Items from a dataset
_ _ _
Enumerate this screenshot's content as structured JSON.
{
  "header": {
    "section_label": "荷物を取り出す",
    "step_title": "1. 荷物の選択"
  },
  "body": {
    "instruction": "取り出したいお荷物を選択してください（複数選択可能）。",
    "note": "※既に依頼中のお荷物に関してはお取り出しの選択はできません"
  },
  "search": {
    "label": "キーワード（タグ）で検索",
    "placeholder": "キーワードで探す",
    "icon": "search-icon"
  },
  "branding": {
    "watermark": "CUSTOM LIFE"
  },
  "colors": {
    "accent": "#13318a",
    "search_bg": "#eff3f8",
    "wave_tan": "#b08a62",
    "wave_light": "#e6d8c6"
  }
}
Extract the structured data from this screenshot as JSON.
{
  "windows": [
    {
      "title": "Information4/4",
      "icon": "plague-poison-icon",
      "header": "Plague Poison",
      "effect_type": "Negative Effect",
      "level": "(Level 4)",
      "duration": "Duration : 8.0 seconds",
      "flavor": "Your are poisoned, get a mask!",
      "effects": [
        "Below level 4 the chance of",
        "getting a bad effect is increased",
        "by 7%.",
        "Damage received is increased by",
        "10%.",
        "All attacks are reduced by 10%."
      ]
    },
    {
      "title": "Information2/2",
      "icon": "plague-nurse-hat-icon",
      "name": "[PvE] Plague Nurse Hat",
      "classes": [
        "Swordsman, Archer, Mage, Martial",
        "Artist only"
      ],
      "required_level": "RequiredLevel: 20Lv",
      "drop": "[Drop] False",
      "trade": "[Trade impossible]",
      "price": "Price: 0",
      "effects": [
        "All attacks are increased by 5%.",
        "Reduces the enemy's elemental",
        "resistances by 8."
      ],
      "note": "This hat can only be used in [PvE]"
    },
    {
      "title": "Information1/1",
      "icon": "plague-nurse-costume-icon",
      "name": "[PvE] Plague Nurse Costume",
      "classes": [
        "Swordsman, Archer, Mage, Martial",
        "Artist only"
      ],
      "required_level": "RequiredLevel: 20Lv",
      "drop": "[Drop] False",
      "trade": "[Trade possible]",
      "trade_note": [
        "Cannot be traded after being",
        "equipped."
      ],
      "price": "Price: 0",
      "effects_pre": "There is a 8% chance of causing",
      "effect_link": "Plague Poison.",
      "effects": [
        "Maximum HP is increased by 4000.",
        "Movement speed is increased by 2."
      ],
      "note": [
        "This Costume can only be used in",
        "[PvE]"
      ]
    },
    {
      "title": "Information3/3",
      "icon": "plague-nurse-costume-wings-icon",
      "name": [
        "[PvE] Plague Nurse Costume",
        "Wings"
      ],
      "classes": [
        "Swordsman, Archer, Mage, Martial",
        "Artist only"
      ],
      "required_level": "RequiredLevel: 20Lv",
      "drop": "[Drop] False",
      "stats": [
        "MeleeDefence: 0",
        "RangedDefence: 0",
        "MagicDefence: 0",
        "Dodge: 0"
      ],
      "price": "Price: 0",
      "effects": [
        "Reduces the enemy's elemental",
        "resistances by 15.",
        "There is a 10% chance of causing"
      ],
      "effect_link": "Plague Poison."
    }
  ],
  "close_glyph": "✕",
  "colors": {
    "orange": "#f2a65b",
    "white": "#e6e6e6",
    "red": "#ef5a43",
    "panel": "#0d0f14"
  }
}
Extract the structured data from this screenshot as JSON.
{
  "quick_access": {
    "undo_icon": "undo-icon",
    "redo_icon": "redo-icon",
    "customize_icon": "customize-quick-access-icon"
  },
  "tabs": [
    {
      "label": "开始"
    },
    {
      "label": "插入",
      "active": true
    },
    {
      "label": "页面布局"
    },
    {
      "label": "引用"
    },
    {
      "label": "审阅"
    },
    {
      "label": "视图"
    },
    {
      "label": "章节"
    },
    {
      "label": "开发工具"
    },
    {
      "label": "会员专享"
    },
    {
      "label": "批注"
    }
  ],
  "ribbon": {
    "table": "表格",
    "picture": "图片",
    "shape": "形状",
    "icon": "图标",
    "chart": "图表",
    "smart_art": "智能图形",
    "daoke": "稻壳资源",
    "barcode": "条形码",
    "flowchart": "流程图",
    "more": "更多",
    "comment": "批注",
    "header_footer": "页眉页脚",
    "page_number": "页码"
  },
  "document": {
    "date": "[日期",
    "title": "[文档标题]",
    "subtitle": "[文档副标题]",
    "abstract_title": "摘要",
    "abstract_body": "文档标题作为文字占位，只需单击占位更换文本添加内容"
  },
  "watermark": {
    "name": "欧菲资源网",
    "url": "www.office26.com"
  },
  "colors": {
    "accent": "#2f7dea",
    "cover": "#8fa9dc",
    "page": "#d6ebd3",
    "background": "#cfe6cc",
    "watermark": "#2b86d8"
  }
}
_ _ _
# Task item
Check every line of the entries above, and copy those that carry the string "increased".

# Task solution
        "getting a bad effect is increased",
        "Damage received is increased by",
        "All attacks are increased by 5%.",
        "Maximum HP is increased by 4000.",
        "Movement speed is increased by 2."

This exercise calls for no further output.